• WORK ITEM: Go through the material below, noting each line where the string "date" appears, and give only the total.

• DATA TO USE:
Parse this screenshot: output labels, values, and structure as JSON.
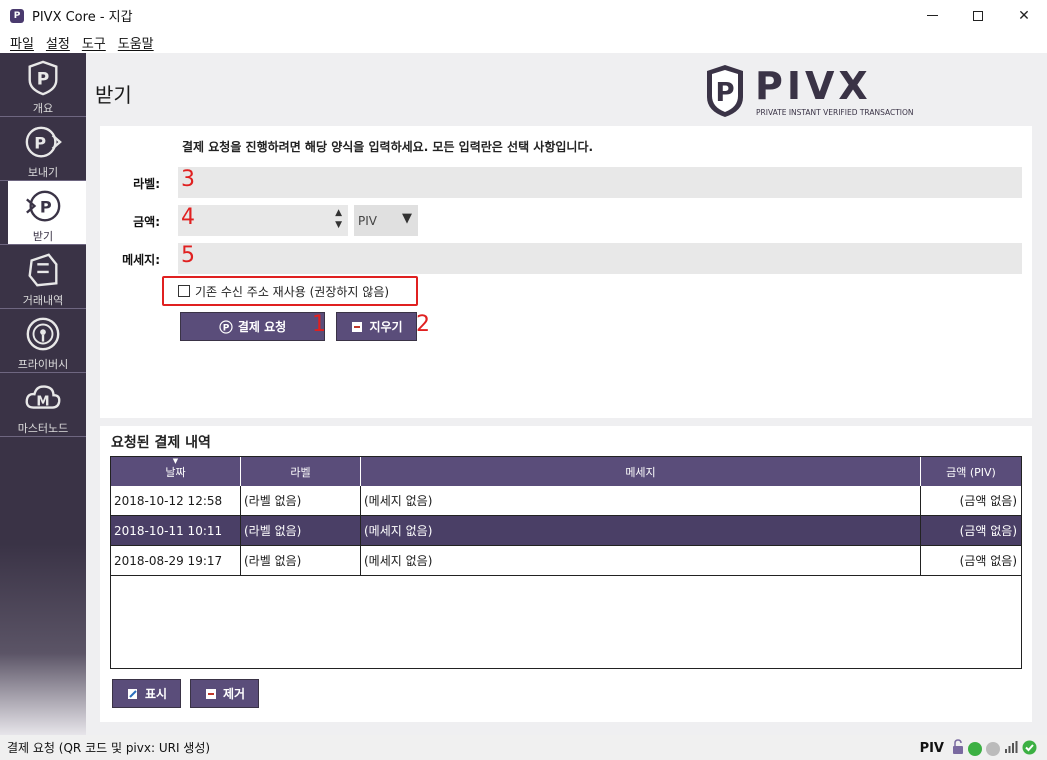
{
  "window": {
    "title": "PIVX Core - 지갑",
    "minimize": "",
    "maximize": "",
    "close": "✕"
  },
  "menu": [
    "파일",
    "설정",
    "도구",
    "도움말"
  ],
  "sidebar": {
    "items": [
      {
        "label": "개요",
        "icon": "overview-icon",
        "active": false
      },
      {
        "label": "보내기",
        "icon": "send-icon",
        "active": false
      },
      {
        "label": "받기",
        "icon": "receive-icon",
        "active": true
      },
      {
        "label": "거래내역",
        "icon": "transactions-icon",
        "active": false
      },
      {
        "label": "프라이버시",
        "icon": "privacy-icon",
        "active": false
      },
      {
        "label": "마스터노드",
        "icon": "masternode-icon",
        "active": false
      }
    ]
  },
  "page": {
    "title": "받기",
    "logo_text": "PIVX",
    "logo_tagline": "PRIVATE INSTANT VERIFIED TRANSACTION"
  },
  "form": {
    "intro": "결제 요청을 진행하려면 해당 양식을 입력하세요. 모든 입력란은 선택 사항입니다.",
    "label_label": "라벨:",
    "amount_label": "금액:",
    "message_label": "메세지:",
    "label_annotation": "3",
    "amount_annotation": "4",
    "message_annotation": "5",
    "unit": "PIV",
    "reuse_address": "기존 수신 주소 재사용 (권장하지 않음)",
    "request_button": "결제 요청",
    "clear_button": "지우기",
    "request_annotation": "1",
    "clear_annotation": "2"
  },
  "history": {
    "title": "요청된 결제 내역",
    "columns": [
      "날짜",
      "라벨",
      "메세지",
      "금액 (PIV)"
    ],
    "rows": [
      {
        "date": "2018-10-12 12:58",
        "label": "(라벨 없음)",
        "message": "(메세지 없음)",
        "amount": "(금액 없음)",
        "selected": false
      },
      {
        "date": "2018-10-11 10:11",
        "label": "(라벨 없음)",
        "message": "(메세지 없음)",
        "amount": "(금액 없음)",
        "selected": true
      },
      {
        "date": "2018-08-29 19:17",
        "label": "(라벨 없음)",
        "message": "(메세지 없음)",
        "amount": "(금액 없음)",
        "selected": false
      }
    ],
    "show_button": "표시",
    "remove_button": "제거"
  },
  "status": {
    "text": "결제 요청 (QR 코드 및 pivx: URI 생성)",
    "unit": "PIV"
  },
  "colors": {
    "accent": "#5a4d7a",
    "sidebar": "#3a3346",
    "annotation": "#e02020",
    "ok": "#3cb043"
  }
}
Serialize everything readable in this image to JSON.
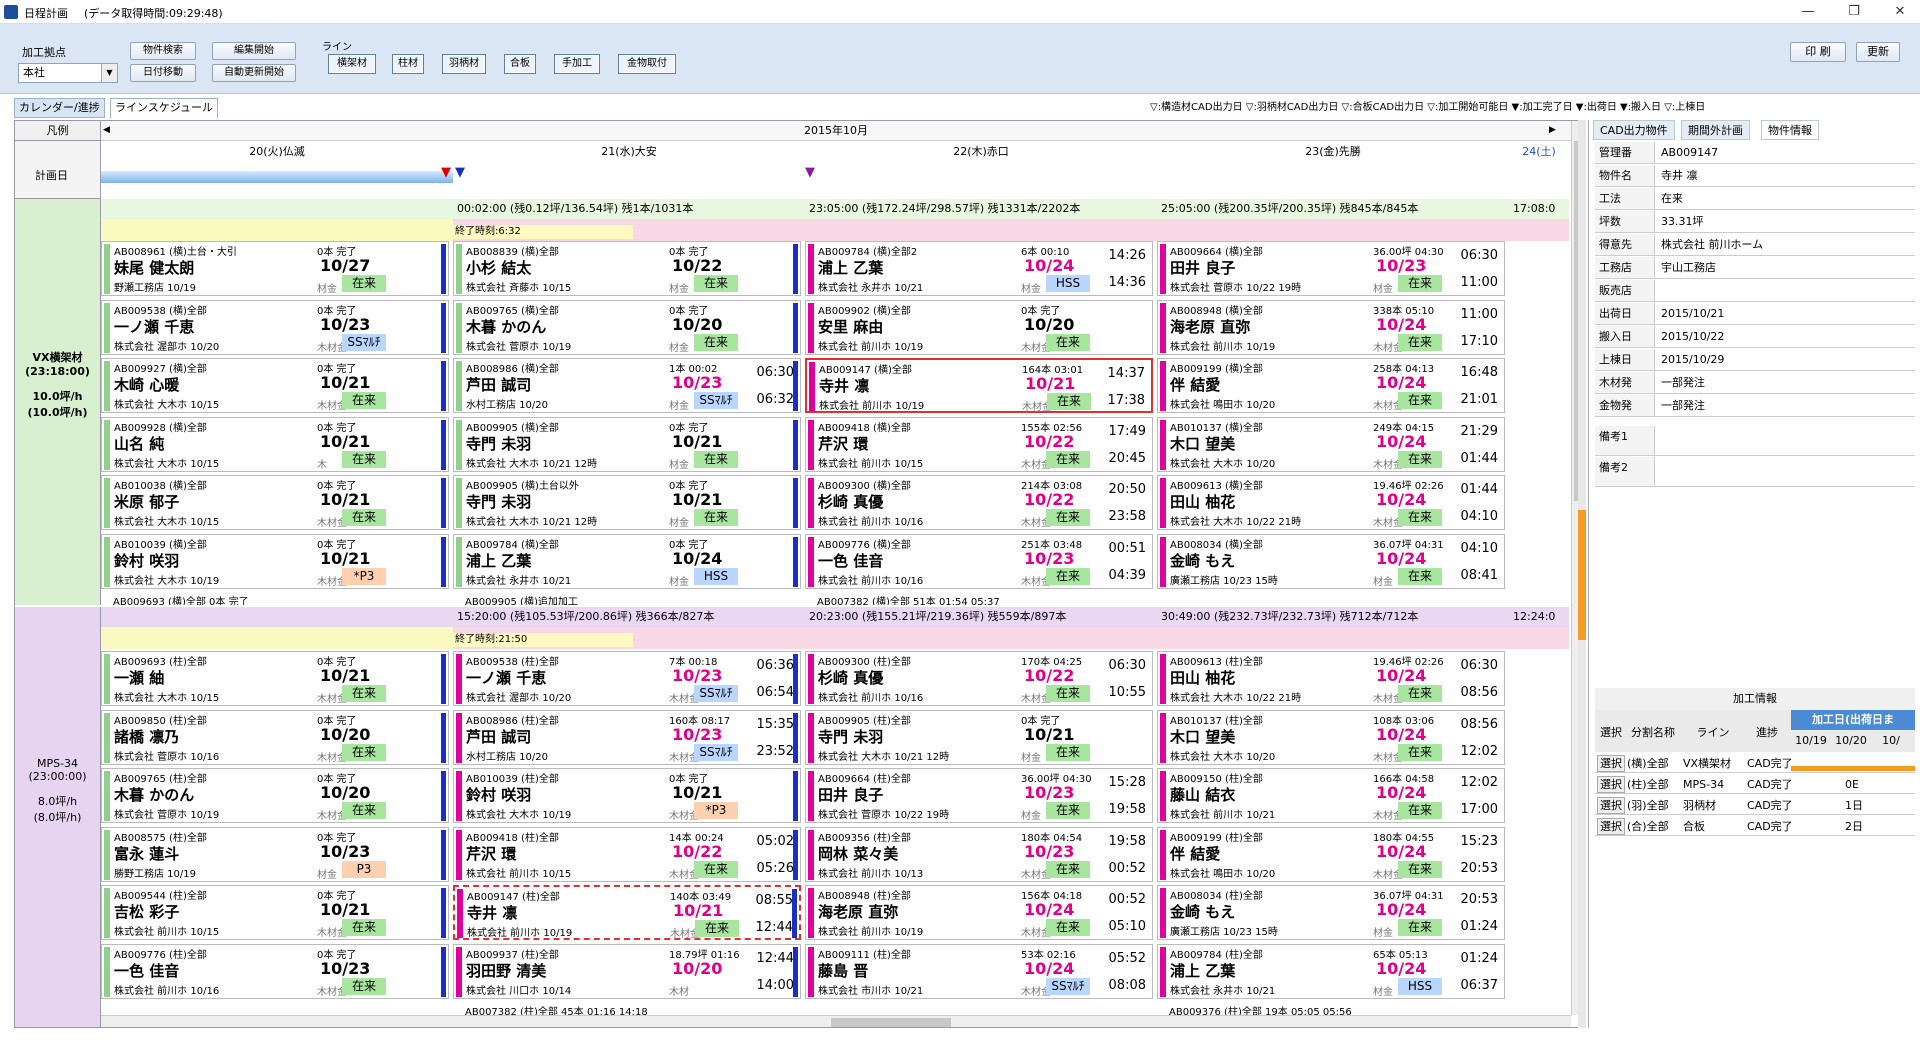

• THE ANSWER: 3